**WHAT TO WORK ON**
Look below for the line containing "Convert this screenshot". Reproduce it and every line after it exactly, and nothing more.

Component data from apps and pages:

↓↓↓

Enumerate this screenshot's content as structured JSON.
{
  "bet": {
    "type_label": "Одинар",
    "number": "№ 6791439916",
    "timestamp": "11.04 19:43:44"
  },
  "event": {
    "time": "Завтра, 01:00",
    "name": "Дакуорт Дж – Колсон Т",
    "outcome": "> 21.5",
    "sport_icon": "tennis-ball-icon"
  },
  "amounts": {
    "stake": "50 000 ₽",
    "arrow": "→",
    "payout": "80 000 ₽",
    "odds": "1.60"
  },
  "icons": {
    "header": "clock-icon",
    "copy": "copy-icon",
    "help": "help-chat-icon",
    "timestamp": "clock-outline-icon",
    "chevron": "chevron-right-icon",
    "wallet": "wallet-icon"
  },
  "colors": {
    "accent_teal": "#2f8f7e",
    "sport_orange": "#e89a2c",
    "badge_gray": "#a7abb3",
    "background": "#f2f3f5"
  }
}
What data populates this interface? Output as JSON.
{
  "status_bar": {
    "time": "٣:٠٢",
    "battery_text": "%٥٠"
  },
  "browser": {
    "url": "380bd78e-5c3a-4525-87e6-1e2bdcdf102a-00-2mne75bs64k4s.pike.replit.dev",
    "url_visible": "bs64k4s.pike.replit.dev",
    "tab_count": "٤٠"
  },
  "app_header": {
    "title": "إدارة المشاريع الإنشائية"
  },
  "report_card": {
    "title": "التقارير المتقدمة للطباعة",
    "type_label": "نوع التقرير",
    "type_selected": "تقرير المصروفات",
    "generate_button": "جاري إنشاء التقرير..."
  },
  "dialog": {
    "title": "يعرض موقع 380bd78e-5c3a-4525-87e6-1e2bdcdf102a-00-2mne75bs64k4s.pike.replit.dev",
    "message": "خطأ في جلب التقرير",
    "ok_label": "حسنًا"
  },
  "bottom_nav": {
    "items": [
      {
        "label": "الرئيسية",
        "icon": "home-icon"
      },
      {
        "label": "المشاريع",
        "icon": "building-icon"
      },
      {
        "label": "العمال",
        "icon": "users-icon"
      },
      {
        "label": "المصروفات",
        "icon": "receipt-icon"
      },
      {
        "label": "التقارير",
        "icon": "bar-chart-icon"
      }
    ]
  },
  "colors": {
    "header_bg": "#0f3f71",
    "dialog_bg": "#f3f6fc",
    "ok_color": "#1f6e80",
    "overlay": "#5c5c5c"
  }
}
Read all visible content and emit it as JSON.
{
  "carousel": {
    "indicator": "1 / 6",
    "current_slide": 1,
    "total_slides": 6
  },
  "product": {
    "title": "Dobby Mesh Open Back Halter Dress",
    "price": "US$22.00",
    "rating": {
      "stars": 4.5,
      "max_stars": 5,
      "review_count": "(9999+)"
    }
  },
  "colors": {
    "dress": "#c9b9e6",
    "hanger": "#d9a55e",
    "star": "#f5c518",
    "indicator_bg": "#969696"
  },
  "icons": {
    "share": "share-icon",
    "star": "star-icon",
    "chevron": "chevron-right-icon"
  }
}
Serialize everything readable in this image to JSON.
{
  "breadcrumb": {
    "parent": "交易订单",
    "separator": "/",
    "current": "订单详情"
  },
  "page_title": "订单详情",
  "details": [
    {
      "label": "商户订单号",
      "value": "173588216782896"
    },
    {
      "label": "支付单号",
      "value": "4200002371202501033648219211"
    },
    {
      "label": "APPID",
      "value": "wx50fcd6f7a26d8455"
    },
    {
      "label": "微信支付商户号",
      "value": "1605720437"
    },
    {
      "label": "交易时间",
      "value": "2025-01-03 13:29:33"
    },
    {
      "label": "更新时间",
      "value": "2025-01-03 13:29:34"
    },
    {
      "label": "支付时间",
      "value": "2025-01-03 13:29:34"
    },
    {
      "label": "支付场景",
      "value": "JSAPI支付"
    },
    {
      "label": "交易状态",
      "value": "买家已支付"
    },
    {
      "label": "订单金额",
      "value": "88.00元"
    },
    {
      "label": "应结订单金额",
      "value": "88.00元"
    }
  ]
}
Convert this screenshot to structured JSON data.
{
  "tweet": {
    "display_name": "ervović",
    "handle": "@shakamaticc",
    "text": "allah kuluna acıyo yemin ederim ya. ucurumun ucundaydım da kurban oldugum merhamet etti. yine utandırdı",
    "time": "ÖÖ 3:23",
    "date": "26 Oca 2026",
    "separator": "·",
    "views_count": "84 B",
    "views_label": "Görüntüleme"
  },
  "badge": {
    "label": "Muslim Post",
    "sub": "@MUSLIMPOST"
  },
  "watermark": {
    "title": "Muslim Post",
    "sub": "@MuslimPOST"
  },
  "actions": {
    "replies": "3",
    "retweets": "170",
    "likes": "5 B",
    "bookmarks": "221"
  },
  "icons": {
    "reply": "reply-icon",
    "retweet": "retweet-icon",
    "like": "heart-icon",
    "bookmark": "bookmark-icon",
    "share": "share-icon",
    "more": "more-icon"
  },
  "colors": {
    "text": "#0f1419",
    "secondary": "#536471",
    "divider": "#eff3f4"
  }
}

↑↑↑

**RESPONSE TO THE TASK**
Convert this screenshot to structured JSON data.
{
  "tweet": {
    "display_name": "ervović",
    "handle": "@shakamaticc",
    "text": "allah kuluna acıyo yemin ederim ya. ucurumun ucundaydım da kurban oldugum merhamet etti. yine utandırdı",
    "time": "ÖÖ 3:23",
    "date": "26 Oca 2026",
    "separator": "·",
    "views_count": "84 B",
    "views_label": "Görüntüleme"
  },
  "badge": {
    "label": "Muslim Post",
    "sub": "@MUSLIMPOST"
  },
  "watermark": {
    "title": "Muslim Post",
    "sub": "@MuslimPOST"
  },
  "actions": {
    "replies": "3",
    "retweets": "170",
    "likes": "5 B",
    "bookmarks": "221"
  },
  "icons": {
    "reply": "reply-icon",
    "retweet": "retweet-icon",
    "like": "heart-icon",
    "bookmark": "bookmark-icon",
    "share": "share-icon",
    "more": "more-icon"
  },
  "colors": {
    "text": "#0f1419",
    "secondary": "#536471",
    "divider": "#eff3f4"
  }
}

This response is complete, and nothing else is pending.